Irving will come off the bench tonight against the fifth-seeded Arizona Wildcats and is expected to see significant minutes in this game. So far Coach K has done a great job at integrating Irving into the lineup without disrupting the chemistry of the team. Irving has always been an unselfish player and will do whatever is asked of him as long as it benefits the team. Despite only playing 10 games this season, he is projected as a high lottery pick if he decides to declare for the 2011 NBA Draft.
Kyrie Irving joined Dan Patrick to talk about how he hurt his toe earlier in the season, whether he is risking anything with his toe and how important it was for him to stay in shape for an eventual return, and if he is planning to come back to school next year.
How he hurt his toe earlier in the season:
“On December 4, when it first happened, I stepped back on the sideline and all of my weight was on my toe and I separated ligaments in my big toe and it just felt like nothing was there anymore, my big toe swelled up. Somehow miraculously I went back in the game and I finished out the game and when I got back to the locker room it just swelled up and I could barely move it the next day.”
How tough the backlash was to take after injuring his toe:

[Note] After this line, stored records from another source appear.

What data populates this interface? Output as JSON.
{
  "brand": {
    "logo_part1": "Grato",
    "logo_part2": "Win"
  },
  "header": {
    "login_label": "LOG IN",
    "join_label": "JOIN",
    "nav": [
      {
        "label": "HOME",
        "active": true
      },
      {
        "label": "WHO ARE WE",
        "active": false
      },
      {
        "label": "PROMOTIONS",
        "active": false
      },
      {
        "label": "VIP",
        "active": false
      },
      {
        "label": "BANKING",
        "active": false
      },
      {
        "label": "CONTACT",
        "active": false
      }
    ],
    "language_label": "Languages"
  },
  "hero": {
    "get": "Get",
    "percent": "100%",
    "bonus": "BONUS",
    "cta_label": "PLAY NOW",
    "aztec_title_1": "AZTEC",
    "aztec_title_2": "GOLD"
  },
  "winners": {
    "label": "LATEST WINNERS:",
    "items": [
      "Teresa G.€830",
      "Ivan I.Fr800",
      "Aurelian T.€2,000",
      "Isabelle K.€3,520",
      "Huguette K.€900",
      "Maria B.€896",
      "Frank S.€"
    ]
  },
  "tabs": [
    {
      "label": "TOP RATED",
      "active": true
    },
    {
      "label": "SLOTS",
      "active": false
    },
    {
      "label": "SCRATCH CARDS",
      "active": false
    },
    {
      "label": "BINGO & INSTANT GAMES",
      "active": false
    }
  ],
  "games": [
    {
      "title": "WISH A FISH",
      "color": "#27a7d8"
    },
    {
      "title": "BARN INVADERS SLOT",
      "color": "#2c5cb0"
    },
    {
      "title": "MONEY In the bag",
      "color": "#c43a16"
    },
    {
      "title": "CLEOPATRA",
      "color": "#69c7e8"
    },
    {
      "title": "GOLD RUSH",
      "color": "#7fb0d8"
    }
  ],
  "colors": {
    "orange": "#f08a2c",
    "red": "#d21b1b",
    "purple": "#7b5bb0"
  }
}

“It was definitely tough, especially, some people don’t really know the whole entire situation and everyone is going to have their own perception, but it was just getting to me a little bit, but I got through that whole phase of people calling me ‘soft’ or whatever and it was fine with me.”
Whether he is risking anything with his toe and how important it was for him to stay in shape for an eventual return:
“No, sir. I would not be back out there if I didn’t have confidence in my toe, and the medical staff did not have confidence in my toe. Getting back out there is a special opportunity for me. I don’t feel like I am risking anything, anything. Especially for me I just feel like I want to contribute to my team as much as I can.”
If his role is the same as it was before his injury:
“Well personally I am going to adjust as much as I can to this team. (HOST: Well, what does that mean?) Well one, I have never been a selfish player. If anything, I will make it easier for Nolan to play whenever he needs to get off the ball. Nolan is a great player so I am just going to let him do what he has been doing throughout the whole entire season, but it is never difficult for me. I am just trying to integrate myself as best as I can to the system that Coach K had.”
A reason why he would not go back to school next year:
“Well right now there is no reason why I wouldn’t come back. I love everything about Duke and the whole situation for me is perfect.”
If he is planning to come back to school next year:
“I am not sure right now. I am just going to drop through the NCAA tournament and we will see when the season ends.”
What his criteria is for deciding whether or not he is going to come back to school next season:
“I just have to look at everything from a broader perspective. You know after the season I will sit down with the coaching staff and I will sit down with my family and we will discuss this, but right now I am just trying to focus on the NCAA tournament.”